I believe that we must quickly develop an expanded science that recognises the validity of all four ways of knowing in equal measure if we are to avert the looming disaster.
When we do this, we enter the ambit of a different, more wholesome perspective in which our spontaneous, sensual experiences of the world, our deepest intuitions, our sense of what is right, and our reasoning work together to inform us, in the words of "geologian" Father Thomas Berry, that the world is a communion of subjects rather than a collection of objects.
This is no new idea. Plato spoke of the anima mundi, the soul of the world, and many of the great philosophers, including Spinoza, Leibniz, and more recently AN Whitehead, considered matter itself to be sentient in its deepest roots.

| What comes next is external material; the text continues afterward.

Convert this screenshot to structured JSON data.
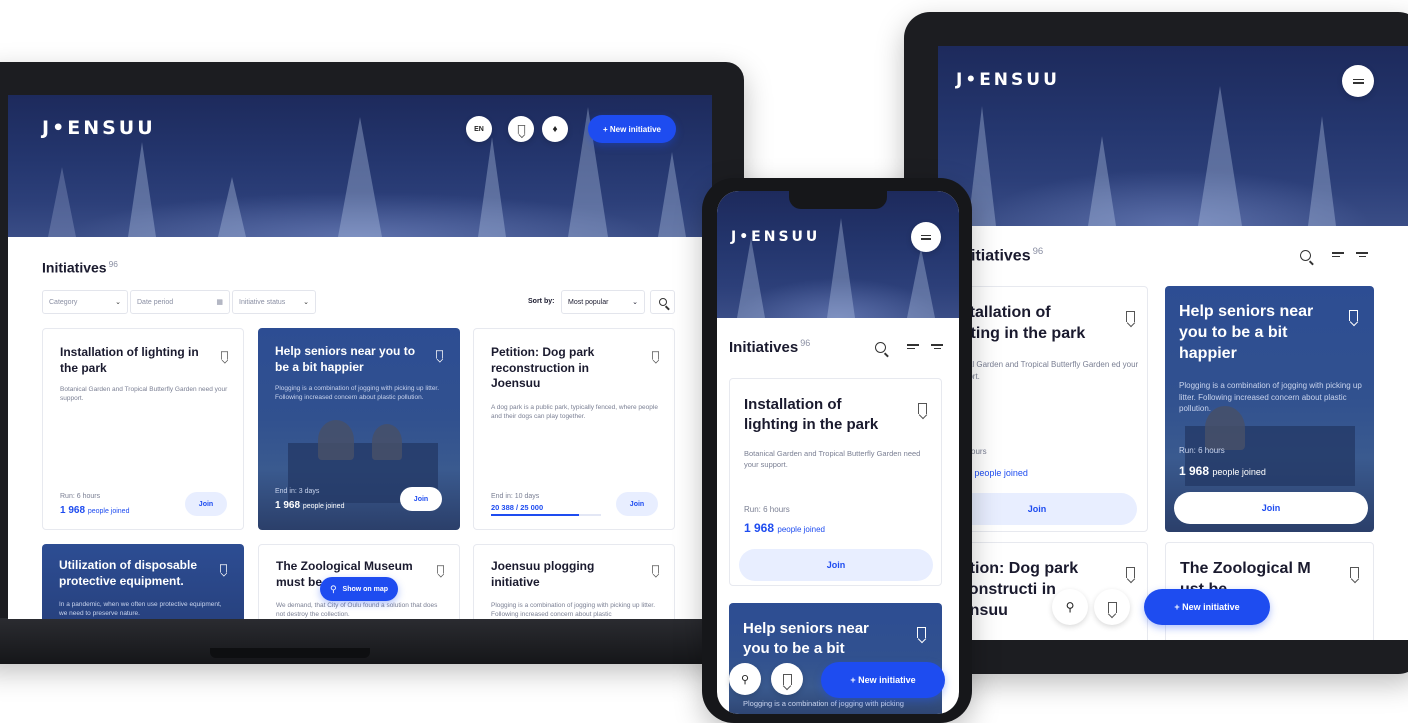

Could it be that anima mundi, banished from our consciousness for 400 years, now cries out to be heard in this time of deep crisis?
Within science, she manifests in quantum theory, systems thinking, complexity theory, and, more concretely, in James Lovelock's Gaia theory.
Gaze at the sea, or lay on the ground feeling the great spherical body of our turning world at your back as she dangles you over the infinite expanse of the cosmos.
Here we learn that far from being a dead machine, the Earth is more like a living organism in which the tightly coupled interactions between the sum of all life and the rocks, atmosphere and oceans give rise to the stunning emergent ability of the Earth as a whole to maintain habitable conditions on her ancient crumpled surface despite an ever brightening Sun and the vagaries of tectonic events.
When approached simultaneously through our four ways of knowing, Gaia theory teaches us that we live symbiotically within a vast evolving sentient creature of planetary proportions - that we are just plain members of the Gaia community, not its masters or stewards.
What would society look like if we lived according to this more animistic understanding?
We would recognise that other species, and indeed the Earth herself, have intrinsic value irrespective of their value to us.
We would deeply question our mainstream economic model, for the great wild sentient personality of our planet calls out to us to reject the endless and ever-increasing plundering of her material substrate.
Instead we would develop a "steady state" economy in which the things that grow are love, spirituality, creativity, depth of community, simple living, and the healing of the Earth, but in which our use of her "resources" is kept at levels that she can cope with.
Is Galileo's scientific tradition divorcing people from nature?
We will never know enough about the complex dynamics of our planet to justify a solid pessimism about the future. Fear is a good motivator, but love is best of all.
So the most important task for us all now is to re-discover our sense of belonging to our animate Earth. Only then will we feel our sense of self expanding outwards to embrace the vast more-than human-world that enfolds us.
Just try it. Spend time outdoors - gazing at the sea, or laying on the ground and feeling the great spherical body of our turning world at your back as she dangles you over the infinite expanse of the cosmos.
I guarantee that you'll find an unexpected wealth of happiness and connection in that simple act. Only then will you encounter the most durable motivation for engaging in genuinely sustainable actions.
Dr Stephan Harding is resident ecologist and coordinator of the MSc in holistic science at Schumacher College in Devon, UK. His book Animate Earth: Science, Intuition and Gaia is published by Green Books
The Green Room is a series of opinion articles on environmental issues running weekly on the BBC News website
In the week beginning 3 July the BBC News website will be featuring an expert discussion on James Lovelock's recent book The Revenge of Gaia
Do you agree with Dr Stephan Harding? Do we need to re-connect with the natural world? Have we been exploiting resources without thinking of the consequences? Or does our current world view have some merits?